PROBLEM REQUIREMENTS: Take the listing and print it in full, exactly as given.
(RECORDED INFORMATION)
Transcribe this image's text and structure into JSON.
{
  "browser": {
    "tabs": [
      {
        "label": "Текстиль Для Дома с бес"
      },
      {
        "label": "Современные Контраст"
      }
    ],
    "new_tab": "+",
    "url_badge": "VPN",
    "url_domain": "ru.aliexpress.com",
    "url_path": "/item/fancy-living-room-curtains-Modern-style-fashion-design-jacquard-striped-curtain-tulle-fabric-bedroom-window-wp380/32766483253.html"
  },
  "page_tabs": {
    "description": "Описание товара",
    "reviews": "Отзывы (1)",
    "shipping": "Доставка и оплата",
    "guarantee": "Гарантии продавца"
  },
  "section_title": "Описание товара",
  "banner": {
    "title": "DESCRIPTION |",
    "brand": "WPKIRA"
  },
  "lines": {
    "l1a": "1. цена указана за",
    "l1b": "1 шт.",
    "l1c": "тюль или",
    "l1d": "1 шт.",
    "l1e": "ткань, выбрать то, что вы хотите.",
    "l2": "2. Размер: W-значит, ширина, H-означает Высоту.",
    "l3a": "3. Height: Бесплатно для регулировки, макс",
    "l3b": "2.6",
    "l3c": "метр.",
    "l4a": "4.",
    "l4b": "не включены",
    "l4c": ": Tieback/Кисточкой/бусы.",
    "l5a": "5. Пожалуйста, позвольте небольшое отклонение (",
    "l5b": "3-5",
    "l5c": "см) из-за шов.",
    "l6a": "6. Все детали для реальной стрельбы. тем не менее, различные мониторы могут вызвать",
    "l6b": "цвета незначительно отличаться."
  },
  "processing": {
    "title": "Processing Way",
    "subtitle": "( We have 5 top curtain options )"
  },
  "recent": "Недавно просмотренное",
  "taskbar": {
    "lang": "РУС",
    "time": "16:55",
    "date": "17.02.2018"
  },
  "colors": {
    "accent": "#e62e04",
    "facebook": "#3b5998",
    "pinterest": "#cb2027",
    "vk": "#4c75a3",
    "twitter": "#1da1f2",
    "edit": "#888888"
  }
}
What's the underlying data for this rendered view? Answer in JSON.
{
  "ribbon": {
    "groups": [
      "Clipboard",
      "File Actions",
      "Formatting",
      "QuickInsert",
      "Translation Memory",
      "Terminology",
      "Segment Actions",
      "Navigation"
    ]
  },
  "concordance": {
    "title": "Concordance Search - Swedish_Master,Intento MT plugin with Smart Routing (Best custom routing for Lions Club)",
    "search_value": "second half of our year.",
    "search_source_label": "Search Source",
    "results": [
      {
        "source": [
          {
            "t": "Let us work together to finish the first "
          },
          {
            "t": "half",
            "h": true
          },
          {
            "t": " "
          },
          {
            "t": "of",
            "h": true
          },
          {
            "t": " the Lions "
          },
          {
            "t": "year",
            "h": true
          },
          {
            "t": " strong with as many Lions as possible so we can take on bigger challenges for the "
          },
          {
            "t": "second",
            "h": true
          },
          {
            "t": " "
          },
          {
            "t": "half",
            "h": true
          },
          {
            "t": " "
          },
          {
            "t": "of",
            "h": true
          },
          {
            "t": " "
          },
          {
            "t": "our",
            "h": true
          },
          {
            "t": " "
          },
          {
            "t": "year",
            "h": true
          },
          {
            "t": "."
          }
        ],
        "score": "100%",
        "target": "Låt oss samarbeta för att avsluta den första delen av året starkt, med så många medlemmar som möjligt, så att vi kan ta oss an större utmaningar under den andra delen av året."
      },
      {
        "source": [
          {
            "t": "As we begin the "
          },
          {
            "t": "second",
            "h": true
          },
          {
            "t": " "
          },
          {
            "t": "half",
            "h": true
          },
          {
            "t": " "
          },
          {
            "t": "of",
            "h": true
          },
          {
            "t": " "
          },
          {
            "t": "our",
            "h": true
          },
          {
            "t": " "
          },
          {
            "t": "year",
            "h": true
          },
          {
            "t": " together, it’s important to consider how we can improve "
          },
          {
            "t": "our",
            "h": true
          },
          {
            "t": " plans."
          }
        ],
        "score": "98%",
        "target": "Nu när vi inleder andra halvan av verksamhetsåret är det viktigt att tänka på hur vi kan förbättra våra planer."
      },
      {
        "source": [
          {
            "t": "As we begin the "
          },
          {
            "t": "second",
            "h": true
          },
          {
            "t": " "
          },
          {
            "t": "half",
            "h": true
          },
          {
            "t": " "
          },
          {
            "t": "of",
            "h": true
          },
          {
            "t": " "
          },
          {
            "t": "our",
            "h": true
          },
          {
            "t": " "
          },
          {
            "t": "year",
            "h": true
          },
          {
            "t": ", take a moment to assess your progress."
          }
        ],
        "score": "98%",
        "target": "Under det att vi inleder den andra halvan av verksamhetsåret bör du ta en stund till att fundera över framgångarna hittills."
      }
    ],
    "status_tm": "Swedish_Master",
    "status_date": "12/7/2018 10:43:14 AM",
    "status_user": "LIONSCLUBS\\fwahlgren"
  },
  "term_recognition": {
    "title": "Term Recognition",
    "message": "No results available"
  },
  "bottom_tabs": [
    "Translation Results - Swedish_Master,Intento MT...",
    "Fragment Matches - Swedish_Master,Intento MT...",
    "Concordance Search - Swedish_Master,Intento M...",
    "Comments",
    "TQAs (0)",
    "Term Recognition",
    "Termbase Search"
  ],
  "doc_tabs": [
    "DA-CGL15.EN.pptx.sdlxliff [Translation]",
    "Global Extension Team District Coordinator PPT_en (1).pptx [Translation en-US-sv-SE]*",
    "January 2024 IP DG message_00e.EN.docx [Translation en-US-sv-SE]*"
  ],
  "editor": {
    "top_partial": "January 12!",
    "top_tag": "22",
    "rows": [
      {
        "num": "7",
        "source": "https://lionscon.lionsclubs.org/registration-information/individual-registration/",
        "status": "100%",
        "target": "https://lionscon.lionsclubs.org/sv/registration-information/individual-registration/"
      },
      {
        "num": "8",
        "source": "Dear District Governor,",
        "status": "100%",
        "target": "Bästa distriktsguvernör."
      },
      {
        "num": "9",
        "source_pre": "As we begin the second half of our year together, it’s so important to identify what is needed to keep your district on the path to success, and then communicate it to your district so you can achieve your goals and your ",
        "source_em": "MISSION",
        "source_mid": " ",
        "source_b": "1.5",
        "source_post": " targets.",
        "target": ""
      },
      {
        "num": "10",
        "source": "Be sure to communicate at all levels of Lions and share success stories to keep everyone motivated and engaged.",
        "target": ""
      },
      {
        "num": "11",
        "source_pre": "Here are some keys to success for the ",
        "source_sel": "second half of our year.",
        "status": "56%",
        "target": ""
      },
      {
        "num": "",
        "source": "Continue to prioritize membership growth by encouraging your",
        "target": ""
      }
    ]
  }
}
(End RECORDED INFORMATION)
REPLY TO THE EXERCISE:
Transcribe this image's text and structure into JSON.
{
  "browser": {
    "tabs": [
      {
        "label": "Текстиль Для Дома с бес"
      },
      {
        "label": "Современные Контраст"
      }
    ],
    "new_tab": "+",
    "url_badge": "VPN",
    "url_domain": "ru.aliexpress.com",
    "url_path": "/item/fancy-living-room-curtains-Modern-style-fashion-design-jacquard-striped-curtain-tulle-fabric-bedroom-window-wp380/32766483253.html"
  },
  "page_tabs": {
    "description": "Описание товара",
    "reviews": "Отзывы (1)",
    "shipping": "Доставка и оплата",
    "guarantee": "Гарантии продавца"
  },
  "section_title": "Описание товара",
  "banner": {
    "title": "DESCRIPTION |",
    "brand": "WPKIRA"
  },
  "lines": {
    "l1a": "1. цена указана за",
    "l1b": "1 шт.",
    "l1c": "тюль или",
    "l1d": "1 шт.",
    "l1e": "ткань, выбрать то, что вы хотите.",
    "l2": "2. Размер: W-значит, ширина, H-означает Высоту.",
    "l3a": "3. Height: Бесплатно для регулировки, макс",
    "l3b": "2.6",
    "l3c": "метр.",
    "l4a": "4.",
    "l4b": "не включены",
    "l4c": ": Tieback/Кисточкой/бусы.",
    "l5a": "5. Пожалуйста, позвольте небольшое отклонение (",
    "l5b": "3-5",
    "l5c": "см) из-за шов.",
    "l6a": "6. Все детали для реальной стрельбы. тем не менее, различные мониторы могут вызвать",
    "l6b": "цвета незначительно отличаться."
  },
  "processing": {
    "title": "Processing Way",
    "subtitle": "( We have 5 top curtain options )"
  },
  "recent": "Недавно просмотренное",
  "taskbar": {
    "lang": "РУС",
    "time": "16:55",
    "date": "17.02.2018"
  },
  "colors": {
    "accent": "#e62e04",
    "facebook": "#3b5998",
    "pinterest": "#cb2027",
    "vk": "#4c75a3",
    "twitter": "#1da1f2",
    "edit": "#888888"
  }
}
What's the underlying data for this rendered view? Answer in JSON.
{
  "ribbon": {
    "groups": [
      "Clipboard",
      "File Actions",
      "Formatting",
      "QuickInsert",
      "Translation Memory",
      "Terminology",
      "Segment Actions",
      "Navigation"
    ]
  },
  "concordance": {
    "title": "Concordance Search - Swedish_Master,Intento MT plugin with Smart Routing (Best custom routing for Lions Club)",
    "search_value": "second half of our year.",
    "search_source_label": "Search Source",
    "results": [
      {
        "source": [
          {
            "t": "Let us work together to finish the first "
          },
          {
            "t": "half",
            "h": true
          },
          {
            "t": " "
          },
          {
            "t": "of",
            "h": true
          },
          {
            "t": " the Lions "
          },
          {
            "t": "year",
            "h": true
          },
          {
            "t": " strong with as many Lions as possible so we can take on bigger challenges for the "
          },
          {
            "t": "second",
            "h": true
          },
          {
            "t": " "
          },
          {
            "t": "half",
            "h": true
          },
          {
            "t": " "
          },
          {
            "t": "of",
            "h": true
          },
          {
            "t": " "
          },
          {
            "t": "our",
            "h": true
          },
          {
            "t": " "
          },
          {
            "t": "year",
            "h": true
          },
          {
            "t": "."
          }
        ],
        "score": "100%",
        "target": "Låt oss samarbeta för att avsluta den första delen av året starkt, med så många medlemmar som möjligt, så att vi kan ta oss an större utmaningar under den andra delen av året."
      },
      {
        "source": [
          {
            "t": "As we begin the "
          },
          {
            "t": "second",
            "h": true
          },
          {
            "t": " "
          },
          {
            "t": "half",
            "h": true
          },
          {
            "t": " "
          },
          {
            "t": "of",
            "h": true
          },
          {
            "t": " "
          },
          {
            "t": "our",
            "h": true
          },
          {
            "t": " "
          },
          {
            "t": "year",
            "h": true
          },
          {
            "t": " together, it’s important to consider how we can improve "
          },
          {
            "t": "our",
            "h": true
          },
          {
            "t": " plans."
          }
        ],
        "score": "98%",
        "target": "Nu när vi inleder andra halvan av verksamhetsåret är det viktigt att tänka på hur vi kan förbättra våra planer."
      },
      {
        "source": [
          {
            "t": "As we begin the "
          },
          {
            "t": "second",
            "h": true
          },
          {
            "t": " "
          },
          {
            "t": "half",
            "h": true
          },
          {
            "t": " "
          },
          {
            "t": "of",
            "h": true
          },
          {
            "t": " "
          },
          {
            "t": "our",
            "h": true
          },
          {
            "t": " "
          },
          {
            "t": "year",
            "h": true
          },
          {
            "t": ", take a moment to assess your progress."
          }
        ],
        "score": "98%",
        "target": "Under det att vi inleder den andra halvan av verksamhetsåret bör du ta en stund till att fundera över framgångarna hittills."
      }
    ],
    "status_tm": "Swedish_Master",
    "status_date": "12/7/2018 10:43:14 AM",
    "status_user": "LIONSCLUBS\\fwahlgren"
  },
  "term_recognition": {
    "title": "Term Recognition",
    "message": "No results available"
  },
  "bottom_tabs": [
    "Translation Results - Swedish_Master,Intento MT...",
    "Fragment Matches - Swedish_Master,Intento MT...",
    "Concordance Search - Swedish_Master,Intento M...",
    "Comments",
    "TQAs (0)",
    "Term Recognition",
    "Termbase Search"
  ],
  "doc_tabs": [
    "DA-CGL15.EN.pptx.sdlxliff [Translation]",
    "Global Extension Team District Coordinator PPT_en (1).pptx [Translation en-US-sv-SE]*",
    "January 2024 IP DG message_00e.EN.docx [Translation en-US-sv-SE]*"
  ],
  "editor": {
    "top_partial": "January 12!",
    "top_tag": "22",
    "rows": [
      {
        "num": "7",
        "source": "https://lionscon.lionsclubs.org/registration-information/individual-registration/",
        "status": "100%",
        "target": "https://lionscon.lionsclubs.org/sv/registration-information/individual-registration/"
      },
      {
        "num": "8",
        "source": "Dear District Governor,",
        "status": "100%",
        "target": "Bästa distriktsguvernör."
      },
      {
        "num": "9",
        "source_pre": "As we begin the second half of our year together, it’s so important to identify what is needed to keep your district on the path to success, and then communicate it to your district so you can achieve your goals and your ",
        "source_em": "MISSION",
        "source_mid": " ",
        "source_b": "1.5",
        "source_post": " targets.",
        "target": ""
      },
      {
        "num": "10",
        "source": "Be sure to communicate at all levels of Lions and share success stories to keep everyone motivated and engaged.",
        "target": ""
      },
      {
        "num": "11",
        "source_pre": "Here are some keys to success for the ",
        "source_sel": "second half of our year.",
        "status": "56%",
        "target": ""
      },
      {
        "num": "",
        "source": "Continue to prioritize membership growth by encouraging your",
        "target": ""
      }
    ]
  }
}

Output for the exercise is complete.